## What you should do
What lines below hold the string "User"? Copy them all.

········

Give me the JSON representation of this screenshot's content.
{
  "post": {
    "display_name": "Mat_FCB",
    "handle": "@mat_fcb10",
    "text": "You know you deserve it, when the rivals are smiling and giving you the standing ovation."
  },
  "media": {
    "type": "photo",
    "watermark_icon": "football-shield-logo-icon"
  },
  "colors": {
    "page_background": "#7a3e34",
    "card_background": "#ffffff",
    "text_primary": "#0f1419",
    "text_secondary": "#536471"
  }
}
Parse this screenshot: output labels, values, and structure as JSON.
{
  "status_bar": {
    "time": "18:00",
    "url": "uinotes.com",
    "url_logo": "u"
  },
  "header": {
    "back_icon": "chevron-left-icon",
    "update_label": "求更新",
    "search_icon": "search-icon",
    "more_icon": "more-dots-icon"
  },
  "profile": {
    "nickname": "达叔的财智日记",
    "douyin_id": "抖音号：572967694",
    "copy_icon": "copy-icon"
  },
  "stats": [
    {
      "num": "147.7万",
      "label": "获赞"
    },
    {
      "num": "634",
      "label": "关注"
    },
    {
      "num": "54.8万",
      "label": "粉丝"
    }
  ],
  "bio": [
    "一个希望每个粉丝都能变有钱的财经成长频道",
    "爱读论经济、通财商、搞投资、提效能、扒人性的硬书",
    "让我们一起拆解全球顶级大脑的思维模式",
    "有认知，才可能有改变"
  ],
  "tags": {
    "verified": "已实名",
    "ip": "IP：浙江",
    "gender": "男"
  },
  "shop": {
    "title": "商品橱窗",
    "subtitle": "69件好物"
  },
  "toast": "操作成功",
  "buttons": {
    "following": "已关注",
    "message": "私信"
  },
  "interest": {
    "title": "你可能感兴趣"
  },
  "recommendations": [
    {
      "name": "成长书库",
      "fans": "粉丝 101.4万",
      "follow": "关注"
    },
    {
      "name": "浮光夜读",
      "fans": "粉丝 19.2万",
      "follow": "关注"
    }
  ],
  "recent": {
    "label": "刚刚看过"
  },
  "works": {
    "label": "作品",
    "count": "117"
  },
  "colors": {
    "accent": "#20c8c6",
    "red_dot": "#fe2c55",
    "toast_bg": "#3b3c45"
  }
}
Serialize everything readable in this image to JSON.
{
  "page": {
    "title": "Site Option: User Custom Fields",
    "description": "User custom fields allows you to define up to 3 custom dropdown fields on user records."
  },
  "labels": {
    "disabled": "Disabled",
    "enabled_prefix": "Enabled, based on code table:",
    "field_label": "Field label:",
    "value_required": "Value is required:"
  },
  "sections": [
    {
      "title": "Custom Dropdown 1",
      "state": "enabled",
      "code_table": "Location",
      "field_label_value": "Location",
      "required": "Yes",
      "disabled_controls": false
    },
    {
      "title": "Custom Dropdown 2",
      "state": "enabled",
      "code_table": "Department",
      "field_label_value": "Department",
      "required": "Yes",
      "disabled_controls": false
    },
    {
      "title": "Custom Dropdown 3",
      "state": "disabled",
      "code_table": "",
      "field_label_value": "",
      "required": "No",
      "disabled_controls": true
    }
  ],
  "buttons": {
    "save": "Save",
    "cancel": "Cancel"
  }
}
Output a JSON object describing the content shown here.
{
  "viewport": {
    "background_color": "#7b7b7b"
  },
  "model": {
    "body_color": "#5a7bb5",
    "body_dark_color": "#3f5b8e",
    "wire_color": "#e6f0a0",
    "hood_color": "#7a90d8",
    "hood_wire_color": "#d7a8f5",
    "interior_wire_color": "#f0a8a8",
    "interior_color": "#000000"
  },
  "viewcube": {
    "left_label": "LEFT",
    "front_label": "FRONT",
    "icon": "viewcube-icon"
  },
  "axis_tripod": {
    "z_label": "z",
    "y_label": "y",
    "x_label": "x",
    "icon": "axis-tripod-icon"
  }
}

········

## Solution to this problem
    "title": "Site Option: User Custom Fields",
    "description": "User custom fields allows you to define up to 3 custom dropdown fields on user records."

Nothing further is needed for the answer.